TASK DIRECTIONS:
In the records below, pick out all lines containing the word "active".
═══ RAW DATA
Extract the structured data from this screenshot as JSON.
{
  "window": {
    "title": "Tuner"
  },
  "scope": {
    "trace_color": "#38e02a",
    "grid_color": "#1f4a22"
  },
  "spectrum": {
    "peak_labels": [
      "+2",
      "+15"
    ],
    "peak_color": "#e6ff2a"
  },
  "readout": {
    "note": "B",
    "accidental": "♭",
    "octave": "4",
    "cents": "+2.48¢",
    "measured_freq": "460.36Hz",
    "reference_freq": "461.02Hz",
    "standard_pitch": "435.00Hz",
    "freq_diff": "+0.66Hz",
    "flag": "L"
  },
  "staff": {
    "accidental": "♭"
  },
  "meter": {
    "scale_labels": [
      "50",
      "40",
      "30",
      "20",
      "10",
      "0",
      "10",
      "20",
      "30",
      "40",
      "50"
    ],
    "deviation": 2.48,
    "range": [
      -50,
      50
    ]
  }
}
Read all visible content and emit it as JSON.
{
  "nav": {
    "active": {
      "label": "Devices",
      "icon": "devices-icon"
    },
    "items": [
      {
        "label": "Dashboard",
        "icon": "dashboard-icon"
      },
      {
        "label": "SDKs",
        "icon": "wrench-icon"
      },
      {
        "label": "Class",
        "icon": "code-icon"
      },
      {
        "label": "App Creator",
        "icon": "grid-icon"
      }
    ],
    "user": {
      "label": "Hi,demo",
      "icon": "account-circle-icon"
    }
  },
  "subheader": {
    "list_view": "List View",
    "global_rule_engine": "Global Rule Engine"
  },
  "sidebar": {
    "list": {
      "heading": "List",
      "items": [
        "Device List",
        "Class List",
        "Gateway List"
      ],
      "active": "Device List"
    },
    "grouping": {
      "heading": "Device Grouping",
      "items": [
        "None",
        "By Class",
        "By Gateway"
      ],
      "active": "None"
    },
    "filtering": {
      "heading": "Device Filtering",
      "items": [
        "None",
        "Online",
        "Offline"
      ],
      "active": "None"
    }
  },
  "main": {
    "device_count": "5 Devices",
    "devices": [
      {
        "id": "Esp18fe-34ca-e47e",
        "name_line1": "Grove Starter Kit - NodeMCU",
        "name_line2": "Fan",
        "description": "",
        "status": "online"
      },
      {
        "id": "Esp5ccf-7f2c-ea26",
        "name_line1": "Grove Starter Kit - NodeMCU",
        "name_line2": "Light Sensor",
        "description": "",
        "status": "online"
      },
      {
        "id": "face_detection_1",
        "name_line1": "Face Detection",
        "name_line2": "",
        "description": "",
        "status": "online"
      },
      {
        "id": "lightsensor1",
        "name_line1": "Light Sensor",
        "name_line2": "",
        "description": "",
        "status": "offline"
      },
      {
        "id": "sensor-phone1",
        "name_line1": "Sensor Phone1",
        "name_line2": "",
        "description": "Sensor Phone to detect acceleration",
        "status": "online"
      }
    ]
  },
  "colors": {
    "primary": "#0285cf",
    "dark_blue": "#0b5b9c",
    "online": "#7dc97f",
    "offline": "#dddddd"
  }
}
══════
OUTPUT:
    "active": {
      "active": "Device List"
      "active": "None"
      "active": "None"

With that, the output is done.